= Problem details =
Carry over every entry exactly as written, though not the pictures it contains.

Collection entries

════════════════════

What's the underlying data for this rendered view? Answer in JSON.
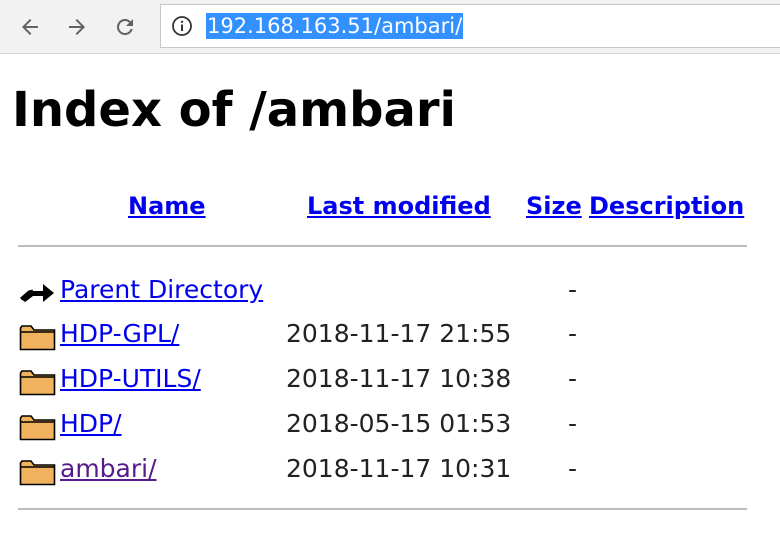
{
  "browser": {
    "url": "192.168.163.51/ambari/",
    "back_icon": "arrow-left-icon",
    "forward_icon": "arrow-right-icon",
    "reload_icon": "reload-icon",
    "info_icon": "info-circle-icon",
    "url_highlight_color": "#3390ff"
  },
  "page": {
    "title": "Index of /ambari"
  },
  "table": {
    "headers": {
      "name": "Name",
      "last_modified": "Last modified",
      "size": "Size",
      "description": "Description"
    },
    "rows": [
      {
        "name": "Parent Directory",
        "date": "",
        "size": "-",
        "icon": "back-arrow-icon",
        "visited": false
      },
      {
        "name": "HDP-GPL/",
        "date": "2018-11-17 21:55",
        "size": "-",
        "icon": "folder-icon",
        "visited": false
      },
      {
        "name": "HDP-UTILS/",
        "date": "2018-11-17 10:38",
        "size": "-",
        "icon": "folder-icon",
        "visited": false
      },
      {
        "name": "HDP/",
        "date": "2018-05-15 01:53",
        "size": "-",
        "icon": "folder-icon",
        "visited": false
      },
      {
        "name": "ambari/",
        "date": "2018-11-17 10:31",
        "size": "-",
        "icon": "folder-icon",
        "visited": true
      }
    ]
  },
  "colors": {
    "link": "#0000ee",
    "visited_link": "#551a8b",
    "folder_fill": "#f0b25c"
  }
}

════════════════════

= Task solution =
What's the underlying data for this rendered view? Answer in JSON.
{
  "browser": {
    "url": "192.168.163.51/ambari/",
    "back_icon": "arrow-left-icon",
    "forward_icon": "arrow-right-icon",
    "reload_icon": "reload-icon",
    "info_icon": "info-circle-icon",
    "url_highlight_color": "#3390ff"
  },
  "page": {
    "title": "Index of /ambari"
  },
  "table": {
    "headers": {
      "name": "Name",
      "last_modified": "Last modified",
      "size": "Size",
      "description": "Description"
    },
    "rows": [
      {
        "name": "Parent Directory",
        "date": "",
        "size": "-",
        "icon": "back-arrow-icon",
        "visited": false
      },
      {
        "name": "HDP-GPL/",
        "date": "2018-11-17 21:55",
        "size": "-",
        "icon": "folder-icon",
        "visited": false
      },
      {
        "name": "HDP-UTILS/",
        "date": "2018-11-17 10:38",
        "size": "-",
        "icon": "folder-icon",
        "visited": false
      },
      {
        "name": "HDP/",
        "date": "2018-05-15 01:53",
        "size": "-",
        "icon": "folder-icon",
        "visited": false
      },
      {
        "name": "ambari/",
        "date": "2018-11-17 10:31",
        "size": "-",
        "icon": "folder-icon",
        "visited": true
      }
    ]
  },
  "colors": {
    "link": "#0000ee",
    "visited_link": "#551a8b",
    "folder_fill": "#f0b25c"
  }
}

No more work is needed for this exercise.